§ **What needs to be done**
Copy out all the lines of the data that hold the word "JSON".

§ **Supplied records**
──────────

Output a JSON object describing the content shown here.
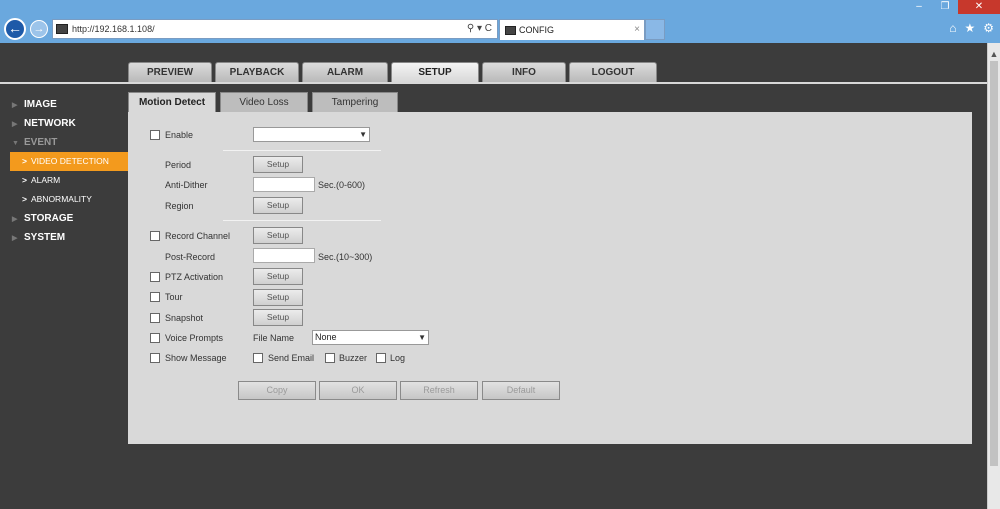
{
  "browser": {
    "url": "http://192.168.1.108/",
    "tab_title": "CONFIG",
    "tab_close": "×",
    "window_controls": [
      "–",
      "❐",
      "✕"
    ],
    "addr_icons": "⚲ ▾ C",
    "tool_icons": [
      "home-icon",
      "star-icon",
      "gear-icon"
    ]
  },
  "top_menu": [
    "PREVIEW",
    "PLAYBACK",
    "ALARM",
    "SETUP",
    "INFO",
    "LOGOUT"
  ],
  "top_menu_active": "SETUP",
  "sidebar": {
    "items": [
      {
        "label": "IMAGE"
      },
      {
        "label": "NETWORK"
      },
      {
        "label": "EVENT"
      },
      {
        "label": "VIDEO DETECTION"
      },
      {
        "label": "ALARM"
      },
      {
        "label": "ABNORMALITY"
      },
      {
        "label": "STORAGE"
      },
      {
        "label": "SYSTEM"
      }
    ]
  },
  "content_tabs": [
    "Motion Detect",
    "Video Loss",
    "Tampering"
  ],
  "form": {
    "enable": "Enable",
    "enable_select": "",
    "period": "Period",
    "anti_dither": "Anti-Dither",
    "anti_dither_unit": "Sec.(0-600)",
    "region": "Region",
    "record_channel": "Record Channel",
    "post_record": "Post-Record",
    "post_record_unit": "Sec.(10~300)",
    "ptz_activation": "PTZ Activation",
    "tour": "Tour",
    "snapshot": "Snapshot",
    "voice_prompts": "Voice Prompts",
    "file_name": "File Name",
    "file_name_value": "None",
    "show_message": "Show Message",
    "send_email": "Send Email",
    "buzzer": "Buzzer",
    "log": "Log",
    "setup_label": "Setup"
  },
  "buttons": [
    "Copy",
    "OK",
    "Refresh",
    "Default"
  ]
}
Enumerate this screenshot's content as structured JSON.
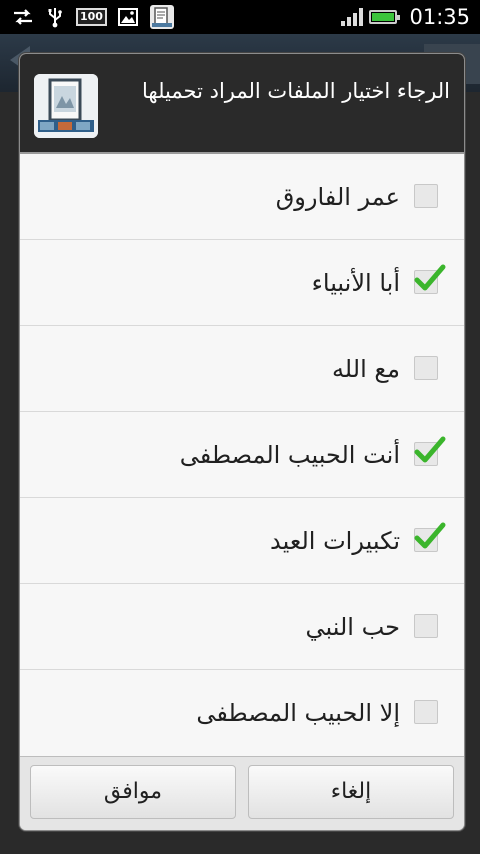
{
  "status_bar": {
    "battery_percent_badge": "100",
    "clock": "01:35",
    "icons": [
      "sync-icon",
      "usb-icon",
      "battery-badge",
      "image-icon",
      "book-icon",
      "signal-icon",
      "battery-icon"
    ]
  },
  "dialog": {
    "title": "الرجاء اختيار الملفات المراد تحميلها",
    "items": [
      {
        "label": "عمر الفاروق",
        "checked": false
      },
      {
        "label": "أبا الأنبياء",
        "checked": true
      },
      {
        "label": "مع الله",
        "checked": false
      },
      {
        "label": "أنت الحبيب المصطفى",
        "checked": true
      },
      {
        "label": "تكبيرات العيد",
        "checked": true
      },
      {
        "label": "حب النبي",
        "checked": false
      },
      {
        "label": "إلا الحبيب المصطفى",
        "checked": false
      }
    ],
    "ok_label": "موافق",
    "cancel_label": "إلغاء"
  },
  "colors": {
    "check_green": "#3bb52c",
    "battery_green": "#3cc43c",
    "header_bg": "#2a2a2a"
  }
}
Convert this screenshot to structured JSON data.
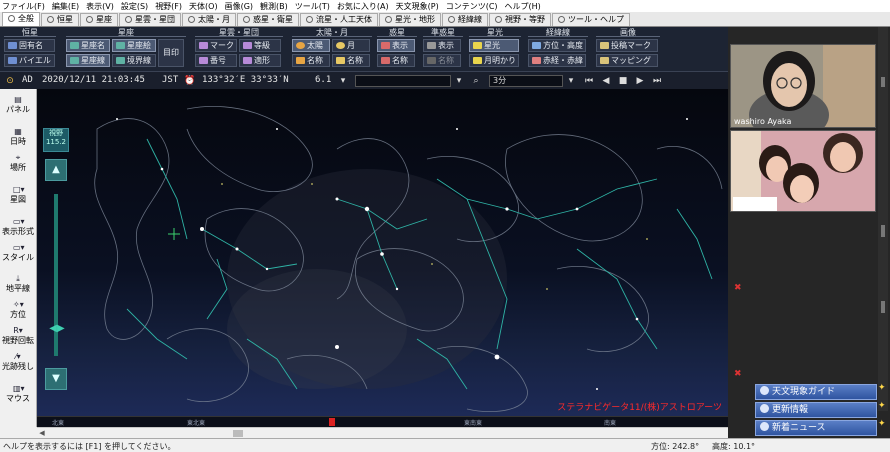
{
  "menu": [
    "ファイル(F)",
    "編集(E)",
    "表示(V)",
    "設定(S)",
    "視野(F)",
    "天体(O)",
    "画像(G)",
    "観測(B)",
    "ツール(T)",
    "お気に入り(A)",
    "天文現象(P)",
    "コンテンツ(C)",
    "ヘルプ(H)"
  ],
  "tabs": [
    "全般",
    "恒星",
    "星座",
    "星雲・星団",
    "太陽・月",
    "惑星・衛星",
    "流星・人工天体",
    "星光・地形",
    "経緯線",
    "視野・等野",
    "ツール・ヘルプ"
  ],
  "ribbon": {
    "groups": {
      "stars": "恒星",
      "constellations": "星座",
      "nebulae": "星雲・星団",
      "sunmoon": "太陽・月",
      "planets": "惑星",
      "minor": "準惑星",
      "glow": "星光",
      "grid": "経緯線",
      "image": "画像"
    },
    "buttons": {
      "proper_name": "固有名",
      "bayer": "バイエル",
      "const_name": "星座名",
      "const_line": "星座線",
      "const_picture": "星座絵",
      "boundary": "境界線",
      "mejirushi": "目印",
      "mark": "マーク",
      "catalog": "番号",
      "magnitude": "等級",
      "shape": "適形",
      "sun": "太陽",
      "moon": "月",
      "sun_name": "名称",
      "moon_name": "名称",
      "planet_show": "表示",
      "planet_name": "名称",
      "minor_show": "表示",
      "minor_name": "名称",
      "glow": "星光",
      "moonlight": "月明かり",
      "altaz": "方位・高度",
      "radec": "赤経・赤緯",
      "projection_mark": "投稿マーク",
      "mapping": "マッピング"
    }
  },
  "toolbar": {
    "ad": "AD",
    "datetime": "2020/12/11 21:03:45",
    "tz": "JST",
    "coords": "133°32′E 33°33′N",
    "mag": "6.1",
    "step": "3分"
  },
  "left_panel": [
    {
      "label": "パネル",
      "icon": "panel-icon"
    },
    {
      "label": "日時",
      "icon": "clock-icon"
    },
    {
      "label": "場所",
      "icon": "location-icon"
    },
    {
      "label": "星図",
      "icon": "star-map-icon"
    },
    {
      "label": "表示形式",
      "icon": "display-format-icon"
    },
    {
      "label": "スタイル",
      "icon": "style-icon"
    },
    {
      "label": "地平線",
      "icon": "horizon-icon"
    },
    {
      "label": "方位",
      "icon": "compass-icon"
    },
    {
      "label": "視野回転",
      "icon": "rotate-icon"
    },
    {
      "label": "光跡残し",
      "icon": "trail-icon"
    },
    {
      "label": "マウス",
      "icon": "mouse-icon"
    }
  ],
  "sky": {
    "fov_label": "視野",
    "fov_value": "115.2",
    "watermark": "ステラナビゲータ11/(株)アストロアーツ",
    "compass_labels": [
      "北東",
      "東北東",
      "東南東",
      "南東"
    ],
    "up_arrow": "▲",
    "down_arrow": "▼",
    "slider_thumb": "◀▶"
  },
  "status": {
    "help": "ヘルプを表示するには [F1] を押してください。",
    "azimuth": "方位: 242.8°",
    "altitude": "高度: 10.1°"
  },
  "video": {
    "name1": "washiro Ayaka"
  },
  "news": [
    {
      "label": "天文現象ガイド",
      "icon": "guide-icon"
    },
    {
      "label": "更新情報",
      "icon": "update-icon"
    },
    {
      "label": "新着ニュース",
      "icon": "info-icon"
    }
  ]
}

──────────

§ **Response to this task**
Output a JSON object describing the content shown here.
Enumerate this screenshot's content as structured JSON.
Convert this screenshot to structured JSON data.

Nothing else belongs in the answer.